Exercise directions: Would you print all of the records below exactly, without skipping any?

/---

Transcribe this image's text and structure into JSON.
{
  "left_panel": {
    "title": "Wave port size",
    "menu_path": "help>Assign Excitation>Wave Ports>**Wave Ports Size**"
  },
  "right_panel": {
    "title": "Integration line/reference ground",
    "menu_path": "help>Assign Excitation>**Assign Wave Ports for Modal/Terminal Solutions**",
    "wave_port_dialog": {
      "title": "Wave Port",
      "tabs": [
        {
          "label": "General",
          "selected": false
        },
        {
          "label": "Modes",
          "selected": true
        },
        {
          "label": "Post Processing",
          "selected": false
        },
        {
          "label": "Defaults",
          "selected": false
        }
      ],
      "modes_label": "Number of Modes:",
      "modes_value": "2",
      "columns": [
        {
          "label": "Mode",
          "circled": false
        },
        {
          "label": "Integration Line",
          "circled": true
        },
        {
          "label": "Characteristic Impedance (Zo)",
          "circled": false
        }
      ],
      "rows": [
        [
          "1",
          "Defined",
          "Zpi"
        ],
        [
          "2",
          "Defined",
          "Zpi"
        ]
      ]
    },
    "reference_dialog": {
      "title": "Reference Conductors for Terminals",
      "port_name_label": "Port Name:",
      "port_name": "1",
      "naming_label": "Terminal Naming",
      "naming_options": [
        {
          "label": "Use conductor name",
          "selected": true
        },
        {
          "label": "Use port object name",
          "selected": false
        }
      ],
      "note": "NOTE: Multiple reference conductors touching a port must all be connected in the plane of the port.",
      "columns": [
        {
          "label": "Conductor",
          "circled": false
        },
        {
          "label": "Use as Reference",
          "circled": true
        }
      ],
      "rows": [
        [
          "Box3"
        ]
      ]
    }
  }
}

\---

Output of the exercise:
Transcribe this image's text and structure into JSON.
{
  "left_panel": {
    "title": "Wave port size",
    "menu_path": "help>Assign Excitation>Wave Ports>**Wave Ports Size**"
  },
  "right_panel": {
    "title": "Integration line/reference ground",
    "menu_path": "help>Assign Excitation>**Assign Wave Ports for Modal/Terminal Solutions**",
    "wave_port_dialog": {
      "title": "Wave Port",
      "tabs": [
        {
          "label": "General",
          "selected": false
        },
        {
          "label": "Modes",
          "selected": true
        },
        {
          "label": "Post Processing",
          "selected": false
        },
        {
          "label": "Defaults",
          "selected": false
        }
      ],
      "modes_label": "Number of Modes:",
      "modes_value": "2",
      "columns": [
        {
          "label": "Mode",
          "circled": false
        },
        {
          "label": "Integration Line",
          "circled": true
        },
        {
          "label": "Characteristic Impedance (Zo)",
          "circled": false
        }
      ],
      "rows": [
        [
          "1",
          "Defined",
          "Zpi"
        ],
        [
          "2",
          "Defined",
          "Zpi"
        ]
      ]
    },
    "reference_dialog": {
      "title": "Reference Conductors for Terminals",
      "port_name_label": "Port Name:",
      "port_name": "1",
      "naming_label": "Terminal Naming",
      "naming_options": [
        {
          "label": "Use conductor name",
          "selected": true
        },
        {
          "label": "Use port object name",
          "selected": false
        }
      ],
      "note": "NOTE: Multiple reference conductors touching a port must all be connected in the plane of the port.",
      "columns": [
        {
          "label": "Conductor",
          "circled": false
        },
        {
          "label": "Use as Reference",
          "circled": true
        }
      ],
      "rows": [
        [
          "Box3"
        ]
      ]
    }
  }
}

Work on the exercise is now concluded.